'''

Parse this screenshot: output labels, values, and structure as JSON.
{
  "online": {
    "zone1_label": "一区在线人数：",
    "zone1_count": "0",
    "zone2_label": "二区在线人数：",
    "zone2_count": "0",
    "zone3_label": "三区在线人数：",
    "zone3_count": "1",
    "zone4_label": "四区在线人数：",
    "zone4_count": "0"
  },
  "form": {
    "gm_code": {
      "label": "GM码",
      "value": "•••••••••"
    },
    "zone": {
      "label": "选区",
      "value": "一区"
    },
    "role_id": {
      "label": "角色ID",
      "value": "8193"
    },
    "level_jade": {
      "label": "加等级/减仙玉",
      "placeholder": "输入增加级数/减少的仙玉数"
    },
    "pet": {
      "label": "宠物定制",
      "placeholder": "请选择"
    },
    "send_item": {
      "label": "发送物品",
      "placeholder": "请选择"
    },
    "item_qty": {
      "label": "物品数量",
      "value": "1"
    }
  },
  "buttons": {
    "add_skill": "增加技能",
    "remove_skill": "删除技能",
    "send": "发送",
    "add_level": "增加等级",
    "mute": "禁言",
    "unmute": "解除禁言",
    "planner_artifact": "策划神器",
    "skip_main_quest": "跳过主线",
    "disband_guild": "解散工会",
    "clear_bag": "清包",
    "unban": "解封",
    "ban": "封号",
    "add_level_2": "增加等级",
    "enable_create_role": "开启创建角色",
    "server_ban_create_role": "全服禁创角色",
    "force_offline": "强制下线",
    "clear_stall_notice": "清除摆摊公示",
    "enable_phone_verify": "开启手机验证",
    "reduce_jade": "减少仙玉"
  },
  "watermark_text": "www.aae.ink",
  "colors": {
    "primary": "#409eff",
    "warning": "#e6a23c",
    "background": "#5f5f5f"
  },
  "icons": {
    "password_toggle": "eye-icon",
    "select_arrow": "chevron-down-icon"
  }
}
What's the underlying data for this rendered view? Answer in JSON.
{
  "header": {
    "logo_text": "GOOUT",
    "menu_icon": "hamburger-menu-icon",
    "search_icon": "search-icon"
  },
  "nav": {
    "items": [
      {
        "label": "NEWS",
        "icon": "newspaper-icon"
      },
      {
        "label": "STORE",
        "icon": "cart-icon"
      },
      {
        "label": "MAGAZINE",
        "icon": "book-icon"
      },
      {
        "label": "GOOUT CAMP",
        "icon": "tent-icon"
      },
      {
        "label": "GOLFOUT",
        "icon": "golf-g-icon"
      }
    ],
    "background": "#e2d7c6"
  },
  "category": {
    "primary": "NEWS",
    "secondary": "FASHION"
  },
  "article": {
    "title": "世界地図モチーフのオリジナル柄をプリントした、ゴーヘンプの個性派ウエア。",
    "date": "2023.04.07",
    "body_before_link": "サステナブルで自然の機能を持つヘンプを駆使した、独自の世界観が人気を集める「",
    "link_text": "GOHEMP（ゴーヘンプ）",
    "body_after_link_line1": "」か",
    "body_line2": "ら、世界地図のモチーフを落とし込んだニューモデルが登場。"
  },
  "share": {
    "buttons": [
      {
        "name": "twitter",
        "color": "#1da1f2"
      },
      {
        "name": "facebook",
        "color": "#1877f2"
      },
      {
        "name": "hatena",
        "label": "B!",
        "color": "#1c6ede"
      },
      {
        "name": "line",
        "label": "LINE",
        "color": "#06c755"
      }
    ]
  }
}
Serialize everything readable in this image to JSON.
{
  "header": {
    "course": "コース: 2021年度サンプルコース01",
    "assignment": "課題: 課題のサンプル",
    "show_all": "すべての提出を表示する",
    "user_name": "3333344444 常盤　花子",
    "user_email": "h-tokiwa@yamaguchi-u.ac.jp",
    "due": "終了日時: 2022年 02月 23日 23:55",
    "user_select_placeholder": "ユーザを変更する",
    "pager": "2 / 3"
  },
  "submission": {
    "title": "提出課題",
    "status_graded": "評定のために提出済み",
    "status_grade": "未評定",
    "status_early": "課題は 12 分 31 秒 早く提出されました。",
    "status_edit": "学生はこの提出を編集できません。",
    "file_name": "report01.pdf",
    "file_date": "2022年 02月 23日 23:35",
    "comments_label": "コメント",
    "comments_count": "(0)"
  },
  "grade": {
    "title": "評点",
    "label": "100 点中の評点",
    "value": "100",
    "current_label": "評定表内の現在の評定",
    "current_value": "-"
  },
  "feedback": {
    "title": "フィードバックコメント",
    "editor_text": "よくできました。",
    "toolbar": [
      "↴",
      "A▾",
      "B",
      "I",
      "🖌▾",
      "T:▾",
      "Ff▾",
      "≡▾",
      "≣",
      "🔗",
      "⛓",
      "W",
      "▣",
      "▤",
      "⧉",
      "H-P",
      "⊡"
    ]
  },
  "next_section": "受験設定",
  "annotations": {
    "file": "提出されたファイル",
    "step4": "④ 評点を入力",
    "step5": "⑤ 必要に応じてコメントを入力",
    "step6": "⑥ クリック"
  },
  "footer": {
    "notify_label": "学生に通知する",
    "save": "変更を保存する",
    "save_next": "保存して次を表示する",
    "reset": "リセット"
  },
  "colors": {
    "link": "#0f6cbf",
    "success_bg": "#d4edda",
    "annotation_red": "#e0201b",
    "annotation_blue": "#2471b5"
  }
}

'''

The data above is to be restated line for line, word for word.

## Exercise response
Parse this screenshot: output labels, values, and structure as JSON.
{
  "online": {
    "zone1_label": "一区在线人数：",
    "zone1_count": "0",
    "zone2_label": "二区在线人数：",
    "zone2_count": "0",
    "zone3_label": "三区在线人数：",
    "zone3_count": "1",
    "zone4_label": "四区在线人数：",
    "zone4_count": "0"
  },
  "form": {
    "gm_code": {
      "label": "GM码",
      "value": "•••••••••"
    },
    "zone": {
      "label": "选区",
      "value": "一区"
    },
    "role_id": {
      "label": "角色ID",
      "value": "8193"
    },
    "level_jade": {
      "label": "加等级/减仙玉",
      "placeholder": "输入增加级数/减少的仙玉数"
    },
    "pet": {
      "label": "宠物定制",
      "placeholder": "请选择"
    },
    "send_item": {
      "label": "发送物品",
      "placeholder": "请选择"
    },
    "item_qty": {
      "label": "物品数量",
      "value": "1"
    }
  },
  "buttons": {
    "add_skill": "增加技能",
    "remove_skill": "删除技能",
    "send": "发送",
    "add_level": "增加等级",
    "mute": "禁言",
    "unmute": "解除禁言",
    "planner_artifact": "策划神器",
    "skip_main_quest": "跳过主线",
    "disband_guild": "解散工会",
    "clear_bag": "清包",
    "unban": "解封",
    "ban": "封号",
    "add_level_2": "增加等级",
    "enable_create_role": "开启创建角色",
    "server_ban_create_role": "全服禁创角色",
    "force_offline": "强制下线",
    "clear_stall_notice": "清除摆摊公示",
    "enable_phone_verify": "开启手机验证",
    "reduce_jade": "减少仙玉"
  },
  "watermark_text": "www.aae.ink",
  "colors": {
    "primary": "#409eff",
    "warning": "#e6a23c",
    "background": "#5f5f5f"
  },
  "icons": {
    "password_toggle": "eye-icon",
    "select_arrow": "chevron-down-icon"
  }
}
What's the underlying data for this rendered view? Answer in JSON.
{
  "header": {
    "logo_text": "GOOUT",
    "menu_icon": "hamburger-menu-icon",
    "search_icon": "search-icon"
  },
  "nav": {
    "items": [
      {
        "label": "NEWS",
        "icon": "newspaper-icon"
      },
      {
        "label": "STORE",
        "icon": "cart-icon"
      },
      {
        "label": "MAGAZINE",
        "icon": "book-icon"
      },
      {
        "label": "GOOUT CAMP",
        "icon": "tent-icon"
      },
      {
        "label": "GOLFOUT",
        "icon": "golf-g-icon"
      }
    ],
    "background": "#e2d7c6"
  },
  "category": {
    "primary": "NEWS",
    "secondary": "FASHION"
  },
  "article": {
    "title": "世界地図モチーフのオリジナル柄をプリントした、ゴーヘンプの個性派ウエア。",
    "date": "2023.04.07",
    "body_before_link": "サステナブルで自然の機能を持つヘンプを駆使した、独自の世界観が人気を集める「",
    "link_text": "GOHEMP（ゴーヘンプ）",
    "body_after_link_line1": "」か",
    "body_line2": "ら、世界地図のモチーフを落とし込んだニューモデルが登場。"
  },
  "share": {
    "buttons": [
      {
        "name": "twitter",
        "color": "#1da1f2"
      },
      {
        "name": "facebook",
        "color": "#1877f2"
      },
      {
        "name": "hatena",
        "label": "B!",
        "color": "#1c6ede"
      },
      {
        "name": "line",
        "label": "LINE",
        "color": "#06c755"
      }
    ]
  }
}
Serialize everything readable in this image to JSON.
{
  "header": {
    "course": "コース: 2021年度サンプルコース01",
    "assignment": "課題: 課題のサンプル",
    "show_all": "すべての提出を表示する",
    "user_name": "3333344444 常盤　花子",
    "user_email": "h-tokiwa@yamaguchi-u.ac.jp",
    "due": "終了日時: 2022年 02月 23日 23:55",
    "user_select_placeholder": "ユーザを変更する",
    "pager": "2 / 3"
  },
  "submission": {
    "title": "提出課題",
    "status_graded": "評定のために提出済み",
    "status_grade": "未評定",
    "status_early": "課題は 12 分 31 秒 早く提出されました。",
    "status_edit": "学生はこの提出を編集できません。",
    "file_name": "report01.pdf",
    "file_date": "2022年 02月 23日 23:35",
    "comments_label": "コメント",
    "comments_count": "(0)"
  },
  "grade": {
    "title": "評点",
    "label": "100 点中の評点",
    "value": "100",
    "current_label": "評定表内の現在の評定",
    "current_value": "-"
  },
  "feedback": {
    "title": "フィードバックコメント",
    "editor_text": "よくできました。",
    "toolbar": [
      "↴",
      "A▾",
      "B",
      "I",
      "🖌▾",
      "T:▾",
      "Ff▾",
      "≡▾",
      "≣",
      "🔗",
      "⛓",
      "W",
      "▣",
      "▤",
      "⧉",
      "H-P",
      "⊡"
    ]
  },
  "next_section": "受験設定",
  "annotations": {
    "file": "提出されたファイル",
    "step4": "④ 評点を入力",
    "step5": "⑤ 必要に応じてコメントを入力",
    "step6": "⑥ クリック"
  },
  "footer": {
    "notify_label": "学生に通知する",
    "save": "変更を保存する",
    "save_next": "保存して次を表示する",
    "reset": "リセット"
  },
  "colors": {
    "link": "#0f6cbf",
    "success_bg": "#d4edda",
    "annotation_red": "#e0201b",
    "annotation_blue": "#2471b5"
  }
}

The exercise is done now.